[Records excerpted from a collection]
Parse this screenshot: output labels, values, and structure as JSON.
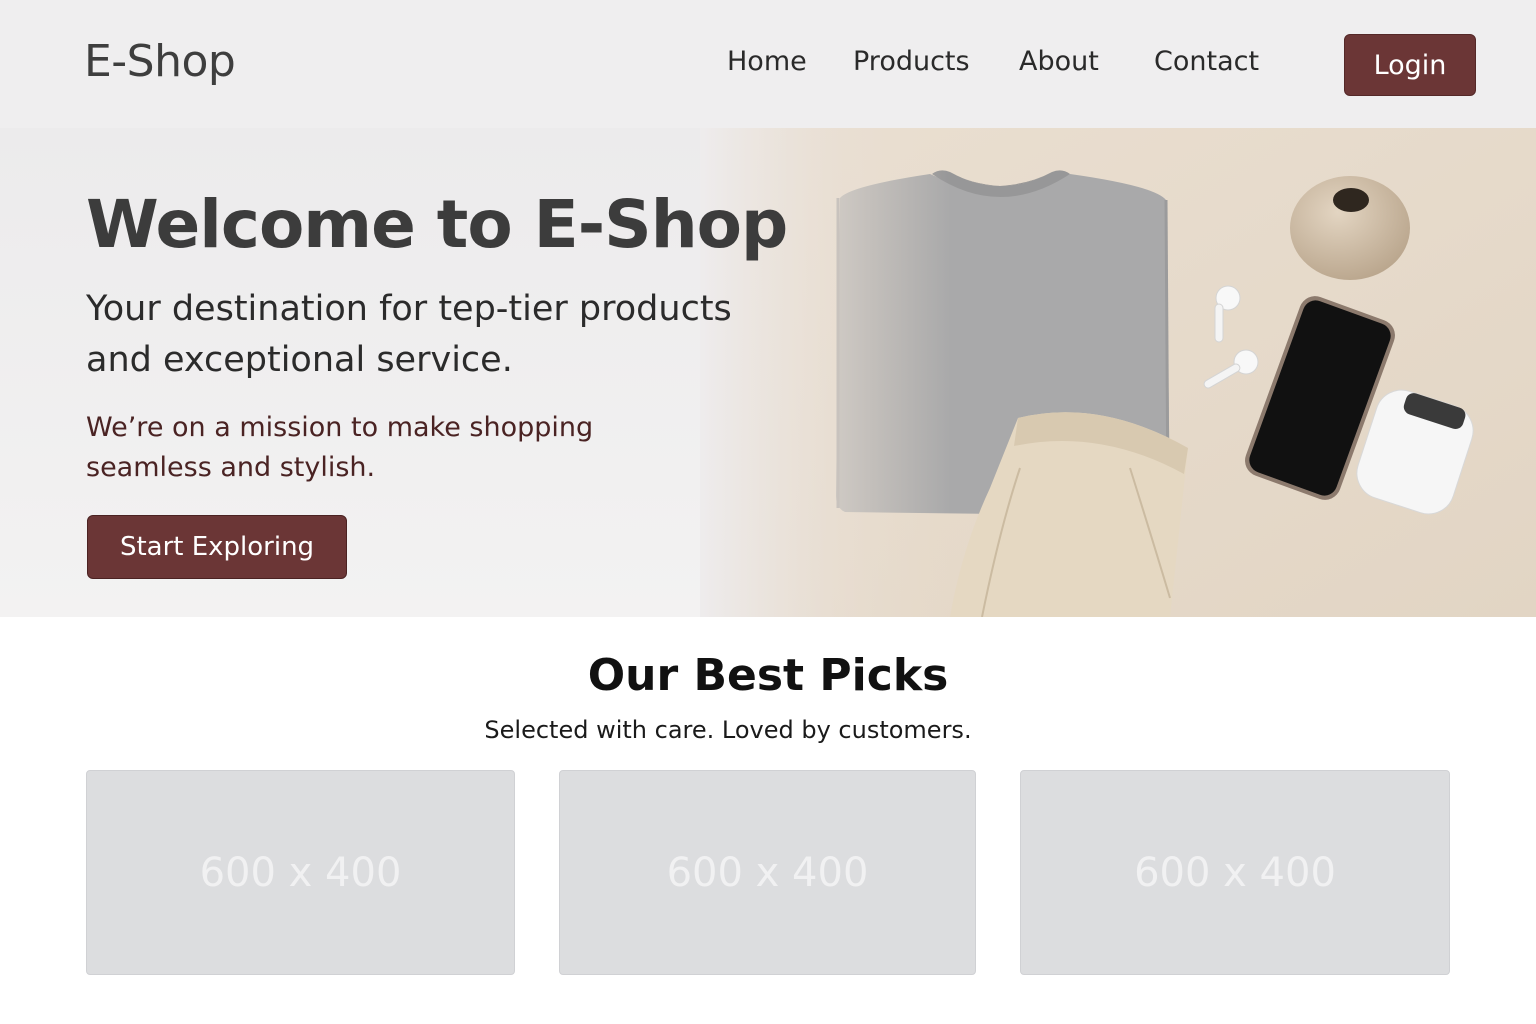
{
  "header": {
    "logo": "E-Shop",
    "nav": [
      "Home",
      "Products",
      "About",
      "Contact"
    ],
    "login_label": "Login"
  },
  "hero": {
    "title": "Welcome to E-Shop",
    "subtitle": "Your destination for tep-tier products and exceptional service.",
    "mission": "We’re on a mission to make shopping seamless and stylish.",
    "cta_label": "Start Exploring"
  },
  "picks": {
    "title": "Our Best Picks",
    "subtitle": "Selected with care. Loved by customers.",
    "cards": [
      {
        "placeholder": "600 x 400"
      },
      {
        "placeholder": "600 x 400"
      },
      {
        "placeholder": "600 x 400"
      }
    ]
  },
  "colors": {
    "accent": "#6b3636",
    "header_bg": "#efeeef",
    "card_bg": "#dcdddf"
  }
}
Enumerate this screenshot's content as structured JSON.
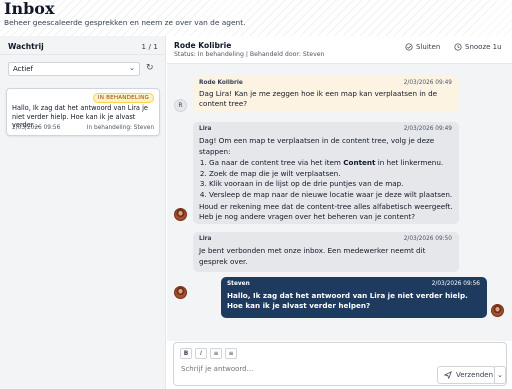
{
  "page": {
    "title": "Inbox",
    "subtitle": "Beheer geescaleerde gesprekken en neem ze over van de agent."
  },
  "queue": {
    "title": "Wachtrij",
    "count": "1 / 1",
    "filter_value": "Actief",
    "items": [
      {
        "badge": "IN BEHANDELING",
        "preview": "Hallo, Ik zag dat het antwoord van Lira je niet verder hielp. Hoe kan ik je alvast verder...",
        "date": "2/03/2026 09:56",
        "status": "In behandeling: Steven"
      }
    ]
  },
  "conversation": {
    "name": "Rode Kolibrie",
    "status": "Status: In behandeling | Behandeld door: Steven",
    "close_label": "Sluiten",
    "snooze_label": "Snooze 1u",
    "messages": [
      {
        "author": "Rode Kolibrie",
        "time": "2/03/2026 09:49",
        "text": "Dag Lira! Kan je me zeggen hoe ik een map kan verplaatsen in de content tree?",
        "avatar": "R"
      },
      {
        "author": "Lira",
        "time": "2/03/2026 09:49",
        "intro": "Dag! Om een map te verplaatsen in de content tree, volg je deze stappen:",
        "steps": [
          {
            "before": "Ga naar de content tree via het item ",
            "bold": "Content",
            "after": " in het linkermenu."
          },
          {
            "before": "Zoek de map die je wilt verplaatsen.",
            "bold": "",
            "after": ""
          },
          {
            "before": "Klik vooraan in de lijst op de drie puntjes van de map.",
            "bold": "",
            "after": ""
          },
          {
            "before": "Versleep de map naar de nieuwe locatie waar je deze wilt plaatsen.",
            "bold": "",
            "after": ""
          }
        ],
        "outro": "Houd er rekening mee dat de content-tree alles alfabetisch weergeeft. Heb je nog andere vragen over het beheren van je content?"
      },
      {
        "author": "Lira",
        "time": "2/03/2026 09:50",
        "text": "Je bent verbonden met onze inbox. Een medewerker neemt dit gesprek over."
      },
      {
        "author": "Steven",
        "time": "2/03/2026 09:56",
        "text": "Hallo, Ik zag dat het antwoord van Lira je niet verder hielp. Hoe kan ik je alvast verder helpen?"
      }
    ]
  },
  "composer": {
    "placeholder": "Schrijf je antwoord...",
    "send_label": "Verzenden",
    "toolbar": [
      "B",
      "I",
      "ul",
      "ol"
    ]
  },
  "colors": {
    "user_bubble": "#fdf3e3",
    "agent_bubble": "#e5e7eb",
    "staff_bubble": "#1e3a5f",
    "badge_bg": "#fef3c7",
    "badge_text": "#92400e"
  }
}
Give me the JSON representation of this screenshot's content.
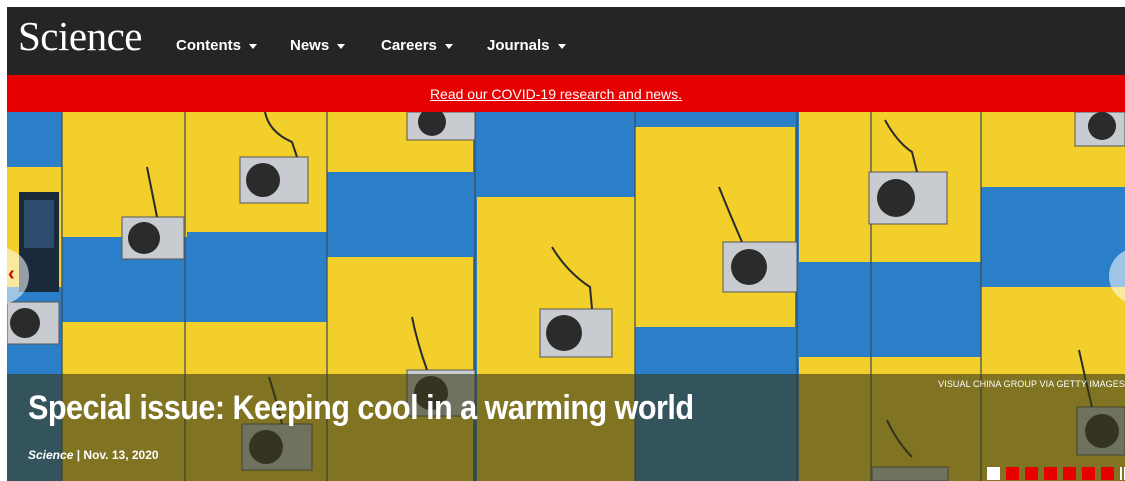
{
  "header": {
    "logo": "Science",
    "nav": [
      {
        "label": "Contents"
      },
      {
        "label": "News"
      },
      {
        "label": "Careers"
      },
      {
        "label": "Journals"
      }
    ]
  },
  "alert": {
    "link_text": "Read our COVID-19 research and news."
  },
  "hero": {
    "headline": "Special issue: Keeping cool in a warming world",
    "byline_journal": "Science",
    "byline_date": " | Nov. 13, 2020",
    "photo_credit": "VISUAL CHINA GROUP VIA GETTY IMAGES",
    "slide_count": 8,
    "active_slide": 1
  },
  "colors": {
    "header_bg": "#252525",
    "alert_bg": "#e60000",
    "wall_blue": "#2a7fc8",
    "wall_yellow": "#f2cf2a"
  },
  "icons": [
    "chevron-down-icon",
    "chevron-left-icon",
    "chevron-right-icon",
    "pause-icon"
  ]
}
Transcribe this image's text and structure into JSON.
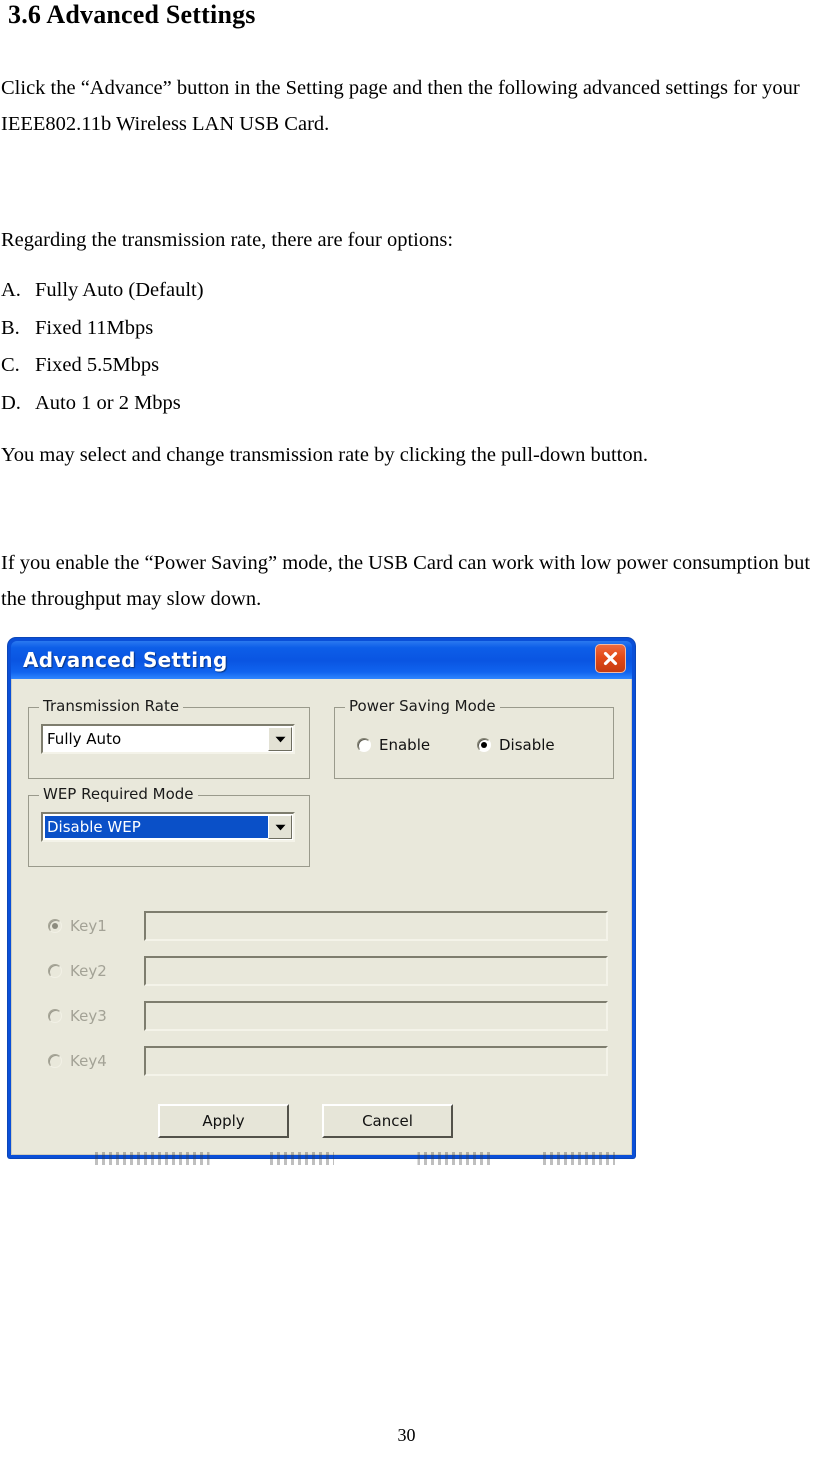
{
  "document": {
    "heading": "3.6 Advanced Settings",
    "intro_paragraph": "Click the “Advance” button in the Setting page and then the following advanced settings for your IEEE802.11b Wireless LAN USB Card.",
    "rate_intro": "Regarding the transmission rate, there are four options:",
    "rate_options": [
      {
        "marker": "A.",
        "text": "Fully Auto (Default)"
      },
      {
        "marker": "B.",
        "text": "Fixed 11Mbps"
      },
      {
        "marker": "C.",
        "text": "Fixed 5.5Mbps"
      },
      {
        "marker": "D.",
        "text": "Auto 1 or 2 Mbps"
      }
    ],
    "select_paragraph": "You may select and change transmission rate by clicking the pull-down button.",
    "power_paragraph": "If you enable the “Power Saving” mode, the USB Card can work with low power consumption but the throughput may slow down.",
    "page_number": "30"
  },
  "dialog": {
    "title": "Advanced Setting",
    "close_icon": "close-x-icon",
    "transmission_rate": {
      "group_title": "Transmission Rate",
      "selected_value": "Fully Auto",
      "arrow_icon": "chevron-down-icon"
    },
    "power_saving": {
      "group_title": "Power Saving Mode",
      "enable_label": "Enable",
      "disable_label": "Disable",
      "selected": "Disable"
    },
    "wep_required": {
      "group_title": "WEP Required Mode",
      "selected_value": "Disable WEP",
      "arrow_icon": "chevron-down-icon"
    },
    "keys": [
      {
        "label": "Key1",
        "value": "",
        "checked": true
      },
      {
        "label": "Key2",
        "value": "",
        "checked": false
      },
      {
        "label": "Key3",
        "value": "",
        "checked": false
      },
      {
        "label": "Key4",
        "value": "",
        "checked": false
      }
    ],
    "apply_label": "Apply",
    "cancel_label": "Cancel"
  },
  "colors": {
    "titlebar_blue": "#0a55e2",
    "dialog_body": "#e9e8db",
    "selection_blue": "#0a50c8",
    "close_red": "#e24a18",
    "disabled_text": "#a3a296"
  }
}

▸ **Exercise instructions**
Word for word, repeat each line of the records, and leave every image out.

▸ **Exercise solution**
Parse this screenshot: output labels, values, and structure as JSON.
{
  "header": {
    "logo": "E-Shop",
    "nav": [
      "Home",
      "Products",
      "About",
      "Contact"
    ],
    "login_label": "Login"
  },
  "hero": {
    "title": "Welcome to E-Shop",
    "subtitle": "Your destination for tep-tier products and exceptional service.",
    "mission": "We’re on a mission to make shopping seamless and stylish.",
    "cta_label": "Start Exploring"
  },
  "picks": {
    "title": "Our Best Picks",
    "subtitle": "Selected with care. Loved by customers.",
    "cards": [
      {
        "placeholder": "600 x 400"
      },
      {
        "placeholder": "600 x 400"
      },
      {
        "placeholder": "600 x 400"
      }
    ]
  },
  "colors": {
    "accent": "#6b3636",
    "header_bg": "#efeeef",
    "card_bg": "#dcdddf"
  }
}
Enumerate this screenshot's content as structured JSON.
{
  "page": {
    "title": "Inbox",
    "subtitle": "Beheer geescaleerde gesprekken en neem ze over van de agent."
  },
  "queue": {
    "title": "Wachtrij",
    "count": "1 / 1",
    "filter_value": "Actief",
    "items": [
      {
        "badge": "IN BEHANDELING",
        "preview": "Hallo, Ik zag dat het antwoord van Lira je niet verder hielp. Hoe kan ik je alvast verder...",
        "date": "2/03/2026 09:56",
        "status": "In behandeling: Steven"
      }
    ]
  },
  "conversation": {
    "name": "Rode Kolibrie",
    "status": "Status: In behandeling | Behandeld door: Steven",
    "close_label": "Sluiten",
    "snooze_label": "Snooze 1u",
    "messages": [
      {
        "author": "Rode Kolibrie",
        "time": "2/03/2026 09:49",
        "text": "Dag Lira! Kan je me zeggen hoe ik een map kan verplaatsen in de content tree?",
        "avatar": "R"
      },
      {
        "author": "Lira",
        "time": "2/03/2026 09:49",
        "intro": "Dag! Om een map te verplaatsen in de content tree, volg je deze stappen:",
        "steps": [
          {
            "before": "Ga naar de content tree via het item ",
            "bold": "Content",
            "after": " in het linkermenu."
          },
          {
            "before": "Zoek de map die je wilt verplaatsen.",
            "bold": "",
            "after": ""
          },
          {
            "before": "Klik vooraan in de lijst op de drie puntjes van de map.",
            "bold": "",
            "after": ""
          },
          {
            "before": "Versleep de map naar de nieuwe locatie waar je deze wilt plaatsen.",
            "bold": "",
            "after": ""
          }
        ],
        "outro": "Houd er rekening mee dat de content-tree alles alfabetisch weergeeft. Heb je nog andere vragen over het beheren van je content?"
      },
      {
        "author": "Lira",
        "time": "2/03/2026 09:50",
        "text": "Je bent verbonden met onze inbox. Een medewerker neemt dit gesprek over."
      },
      {
        "author": "Steven",
        "time": "2/03/2026 09:56",
        "text": "Hallo, Ik zag dat het antwoord van Lira je niet verder hielp. Hoe kan ik je alvast verder helpen?"
      }
    ]
  },
  "composer": {
    "placeholder": "Schrijf je antwoord...",
    "send_label": "Verzenden",
    "toolbar": [
      "B",
      "I",
      "ul",
      "ol"
    ]
  },
  "colors": {
    "user_bubble": "#fdf3e3",
    "agent_bubble": "#e5e7eb",
    "staff_bubble": "#1e3a5f",
    "badge_bg": "#fef3c7",
    "badge_text": "#92400e"
  }
}
Give me the JSON representation of this screenshot's content.
{
  "header": {
    "logo": "Science",
    "nav": [
      {
        "label": "Contents"
      },
      {
        "label": "News"
      },
      {
        "label": "Careers"
      },
      {
        "label": "Journals"
      }
    ]
  },
  "alert": {
    "link_text": "Read our COVID-19 research and news."
  },
  "hero": {
    "headline": "Special issue: Keeping cool in a warming world",
    "byline_journal": "Science",
    "byline_date": " | Nov. 13, 2020",
    "photo_credit": "VISUAL CHINA GROUP VIA GETTY IMAGES",
    "slide_count": 8,
    "active_slide": 1
  },
  "colors": {
    "header_bg": "#252525",
    "alert_bg": "#e60000",
    "wall_blue": "#2a7fc8",
    "wall_yellow": "#f2cf2a"
  },
  "icons": [
    "chevron-down-icon",
    "chevron-left-icon",
    "chevron-right-icon",
    "pause-icon"
  ]
}
Transcribe this image's text and structure into JSON.
{
  "document": {
    "heading": "3.6 Advanced Settings",
    "intro_paragraph": "Click the “Advance” button in the Setting page and then the following advanced settings for your IEEE802.11b Wireless LAN USB Card.",
    "rate_intro": "Regarding the transmission rate, there are four options:",
    "rate_options": [
      {
        "marker": "A.",
        "text": "Fully Auto (Default)"
      },
      {
        "marker": "B.",
        "text": "Fixed 11Mbps"
      },
      {
        "marker": "C.",
        "text": "Fixed 5.5Mbps"
      },
      {
        "marker": "D.",
        "text": "Auto 1 or 2 Mbps"
      }
    ],
    "select_paragraph": "You may select and change transmission rate by clicking the pull-down button.",
    "power_paragraph": "If you enable the “Power Saving” mode, the USB Card can work with low power consumption but the throughput may slow down.",
    "page_number": "30"
  },
  "dialog": {
    "title": "Advanced Setting",
    "close_icon": "close-x-icon",
    "transmission_rate": {
      "group_title": "Transmission Rate",
      "selected_value": "Fully Auto",
      "arrow_icon": "chevron-down-icon"
    },
    "power_saving": {
      "group_title": "Power Saving Mode",
      "enable_label": "Enable",
      "disable_label": "Disable",
      "selected": "Disable"
    },
    "wep_required": {
      "group_title": "WEP Required Mode",
      "selected_value": "Disable WEP",
      "arrow_icon": "chevron-down-icon"
    },
    "keys": [
      {
        "label": "Key1",
        "value": "",
        "checked": true
      },
      {
        "label": "Key2",
        "value": "",
        "checked": false
      },
      {
        "label": "Key3",
        "value": "",
        "checked": false
      },
      {
        "label": "Key4",
        "value": "",
        "checked": false
      }
    ],
    "apply_label": "Apply",
    "cancel_label": "Cancel"
  },
  "colors": {
    "titlebar_blue": "#0a55e2",
    "dialog_body": "#e9e8db",
    "selection_blue": "#0a50c8",
    "close_red": "#e24a18",
    "disabled_text": "#a3a296"
  }
}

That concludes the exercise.